AI in clinical decision making
Through utilising the vast amounts of genomic, biomarker, phenotype, behavioural, biographical and clinical data that is generated across the health system, AI has the potential to transform clinical decision-making processes.
For example, a Bayer and Merck & Co partnership is developing an AI-driven software to support clinical decision-making of chronic thromboembolic pulmonary hypertension (CTEPH). CTEPH is rare form of pulmonary hypertension, and its symptoms are very similar to those of other conditions like chronic obstructive pulmonary disease (COPD) and asthma, which can hinder the diagnosis of CTEPH. The CTEPH Pattern Recognition Artificial Intelligence received FDA Breakthrough Device designation in December 2018.
The tool uses machine learning to comb through image findings from pulmonary vessels, lung perfusion, and cardiac check-ups, as well as the clinical history of the patient. Bayer and Merck hopes the system will enable radiologists to analyse these diagnostic images faster and identify patients with CTEPH earlier, more efficiently and more reliably. The resulting earlier diagnosis of CTEPH would allow for the earlier use of therapies, benefiting patient care.
Overall, the software could support physicians with the intricate diagnostic decision-making process of CTEPH, which would benefit the physicians, patients, and also healthcare systems via earlier diagnosis.
We have looked at the universe of companies that we follow, outlining those that we feel are employing AI and where its application should have a meaningful benefit. These companies can be seen detailed in our full report. Please contact firstname.lastname@example.org for more on how to purchase the full report.
Talent and infrastructure
Usage of AI is likely to become a greater differentiator in the next 5-10 years, which means that companies should now begin building their AI infrastructure, or risk falling behind. Indeed, AI-experts are not an unlimited resource, especially given that most of the talent in this sector naturally gravitates towards traditional IT and technology companies. Even in companies dedicated to AI in healthcare, AI-experts typically only comprise c. 15% of staff[vi]. Thus, AI talent is a valuable and limited resource.

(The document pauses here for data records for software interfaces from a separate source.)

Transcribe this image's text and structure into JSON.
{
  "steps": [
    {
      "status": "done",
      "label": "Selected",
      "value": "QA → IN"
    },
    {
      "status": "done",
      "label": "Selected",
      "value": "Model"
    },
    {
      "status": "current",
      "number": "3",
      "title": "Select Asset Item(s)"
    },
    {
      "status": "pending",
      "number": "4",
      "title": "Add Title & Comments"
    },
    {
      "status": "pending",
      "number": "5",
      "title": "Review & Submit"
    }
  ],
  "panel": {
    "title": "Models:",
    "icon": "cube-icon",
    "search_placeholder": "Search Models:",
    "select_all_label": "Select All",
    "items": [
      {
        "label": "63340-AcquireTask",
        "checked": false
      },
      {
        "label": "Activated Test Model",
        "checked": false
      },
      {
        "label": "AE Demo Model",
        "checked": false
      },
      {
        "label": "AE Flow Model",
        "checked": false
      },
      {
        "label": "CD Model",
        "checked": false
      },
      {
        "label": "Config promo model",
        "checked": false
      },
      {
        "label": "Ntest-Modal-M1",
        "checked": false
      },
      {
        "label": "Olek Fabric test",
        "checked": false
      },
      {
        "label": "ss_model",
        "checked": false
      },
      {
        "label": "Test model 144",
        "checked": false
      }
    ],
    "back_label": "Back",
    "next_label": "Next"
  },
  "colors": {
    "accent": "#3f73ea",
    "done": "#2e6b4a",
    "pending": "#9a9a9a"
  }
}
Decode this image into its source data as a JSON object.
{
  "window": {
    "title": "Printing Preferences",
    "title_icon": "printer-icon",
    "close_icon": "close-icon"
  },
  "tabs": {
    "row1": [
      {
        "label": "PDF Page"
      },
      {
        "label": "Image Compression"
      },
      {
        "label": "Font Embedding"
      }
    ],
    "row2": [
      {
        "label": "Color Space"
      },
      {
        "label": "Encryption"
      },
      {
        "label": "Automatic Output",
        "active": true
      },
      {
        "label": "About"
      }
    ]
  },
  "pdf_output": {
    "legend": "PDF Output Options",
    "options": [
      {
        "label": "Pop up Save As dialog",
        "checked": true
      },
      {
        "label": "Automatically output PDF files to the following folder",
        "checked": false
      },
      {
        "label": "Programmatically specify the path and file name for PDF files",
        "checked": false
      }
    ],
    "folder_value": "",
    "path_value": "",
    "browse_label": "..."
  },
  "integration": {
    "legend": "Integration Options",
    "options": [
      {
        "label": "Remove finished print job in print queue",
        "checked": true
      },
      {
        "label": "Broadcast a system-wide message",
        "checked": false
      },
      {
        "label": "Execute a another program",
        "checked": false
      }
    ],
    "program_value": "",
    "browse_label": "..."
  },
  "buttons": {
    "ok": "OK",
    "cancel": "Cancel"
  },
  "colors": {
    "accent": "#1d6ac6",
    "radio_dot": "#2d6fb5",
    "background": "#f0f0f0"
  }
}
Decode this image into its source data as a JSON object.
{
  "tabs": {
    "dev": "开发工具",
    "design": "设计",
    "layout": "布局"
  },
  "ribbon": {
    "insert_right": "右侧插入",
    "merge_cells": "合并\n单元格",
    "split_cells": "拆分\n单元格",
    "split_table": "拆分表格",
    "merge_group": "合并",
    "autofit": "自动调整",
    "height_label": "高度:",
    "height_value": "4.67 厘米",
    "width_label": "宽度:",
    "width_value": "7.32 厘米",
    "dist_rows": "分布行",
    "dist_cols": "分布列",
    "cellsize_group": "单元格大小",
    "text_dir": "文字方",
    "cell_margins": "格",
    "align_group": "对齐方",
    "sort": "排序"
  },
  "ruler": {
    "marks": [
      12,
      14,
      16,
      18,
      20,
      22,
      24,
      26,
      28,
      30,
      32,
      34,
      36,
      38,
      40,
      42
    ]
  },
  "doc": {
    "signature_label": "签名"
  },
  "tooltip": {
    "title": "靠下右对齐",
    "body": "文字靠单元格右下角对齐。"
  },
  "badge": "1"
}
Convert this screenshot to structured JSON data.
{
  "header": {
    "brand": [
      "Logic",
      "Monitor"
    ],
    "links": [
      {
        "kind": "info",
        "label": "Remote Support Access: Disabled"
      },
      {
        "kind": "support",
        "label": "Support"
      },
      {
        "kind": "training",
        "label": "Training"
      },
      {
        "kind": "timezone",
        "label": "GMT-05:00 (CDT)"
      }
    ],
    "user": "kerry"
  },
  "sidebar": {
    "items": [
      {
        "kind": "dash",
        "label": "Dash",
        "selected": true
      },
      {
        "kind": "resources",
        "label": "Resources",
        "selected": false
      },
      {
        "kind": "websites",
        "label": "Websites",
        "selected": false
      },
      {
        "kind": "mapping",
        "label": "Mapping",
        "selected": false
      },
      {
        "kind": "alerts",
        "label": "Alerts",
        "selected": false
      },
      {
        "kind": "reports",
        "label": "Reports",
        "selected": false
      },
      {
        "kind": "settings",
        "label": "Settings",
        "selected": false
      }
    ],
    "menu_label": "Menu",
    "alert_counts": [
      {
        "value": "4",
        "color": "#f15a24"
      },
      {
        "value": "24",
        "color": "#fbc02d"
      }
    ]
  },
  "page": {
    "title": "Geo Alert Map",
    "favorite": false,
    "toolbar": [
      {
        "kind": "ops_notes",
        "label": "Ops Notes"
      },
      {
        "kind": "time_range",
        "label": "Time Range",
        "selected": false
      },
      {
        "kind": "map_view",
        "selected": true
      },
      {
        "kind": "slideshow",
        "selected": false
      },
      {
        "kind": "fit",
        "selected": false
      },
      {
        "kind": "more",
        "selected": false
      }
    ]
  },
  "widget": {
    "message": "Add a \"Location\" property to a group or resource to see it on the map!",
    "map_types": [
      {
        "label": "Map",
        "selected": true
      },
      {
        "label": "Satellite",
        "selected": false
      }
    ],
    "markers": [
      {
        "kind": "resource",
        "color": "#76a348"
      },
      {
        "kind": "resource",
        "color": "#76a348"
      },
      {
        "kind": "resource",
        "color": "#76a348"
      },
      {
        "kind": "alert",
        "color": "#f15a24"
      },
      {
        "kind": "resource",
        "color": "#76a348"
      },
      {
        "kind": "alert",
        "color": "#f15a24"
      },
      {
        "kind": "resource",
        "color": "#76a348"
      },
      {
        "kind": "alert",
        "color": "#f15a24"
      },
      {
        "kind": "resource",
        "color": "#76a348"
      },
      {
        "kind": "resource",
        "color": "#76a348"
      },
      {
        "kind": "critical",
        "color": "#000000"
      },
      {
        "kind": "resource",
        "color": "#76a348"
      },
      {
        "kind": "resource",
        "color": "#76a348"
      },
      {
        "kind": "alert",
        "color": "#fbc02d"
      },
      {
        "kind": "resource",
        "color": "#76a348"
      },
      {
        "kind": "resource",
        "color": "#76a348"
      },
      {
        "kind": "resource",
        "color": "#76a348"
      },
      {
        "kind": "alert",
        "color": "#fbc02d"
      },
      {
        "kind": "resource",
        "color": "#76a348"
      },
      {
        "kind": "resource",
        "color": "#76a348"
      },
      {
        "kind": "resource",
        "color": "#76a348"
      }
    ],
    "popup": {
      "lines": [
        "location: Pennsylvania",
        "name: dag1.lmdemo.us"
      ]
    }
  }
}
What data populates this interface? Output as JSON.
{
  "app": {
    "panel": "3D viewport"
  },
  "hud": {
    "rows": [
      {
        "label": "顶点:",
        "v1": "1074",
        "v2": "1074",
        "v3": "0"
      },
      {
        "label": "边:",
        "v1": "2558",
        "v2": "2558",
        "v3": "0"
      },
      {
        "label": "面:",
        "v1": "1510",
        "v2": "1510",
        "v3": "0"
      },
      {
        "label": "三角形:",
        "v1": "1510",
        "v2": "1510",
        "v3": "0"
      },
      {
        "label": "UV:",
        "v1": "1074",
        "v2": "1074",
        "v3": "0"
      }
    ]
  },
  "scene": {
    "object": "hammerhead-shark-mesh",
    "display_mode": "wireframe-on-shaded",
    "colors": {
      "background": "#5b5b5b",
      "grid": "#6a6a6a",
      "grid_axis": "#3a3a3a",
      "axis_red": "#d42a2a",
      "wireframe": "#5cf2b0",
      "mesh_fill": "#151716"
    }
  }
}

Meanwhile, building AI capability is not as simple as buying some new computer equipment. AI-infrastructure needs to be integrated across the entire company and have collaboration and buy-in from multiple departments. It may also require process changes in how data is procured and stored.
Another important motivator for building this infrastructure now is the inevitable entry of Big Tech into the healthcare field. Google, Microsoft, Amazon, Apple and Facebook have already announced different initiatives to enter the healthcare space - companies which will have fundamental advantages in terms of AI capabilities.
As such, waiting for more examples of AI’s efficacy is not advisable, companies should build their AI-capabilities now. Companies where Big Data is prevalent and which are not developing AI solutions and articulating the way in which they are being deployed in their businesses will, in our opinion, be competitively disadvantaged in the mid to longer term.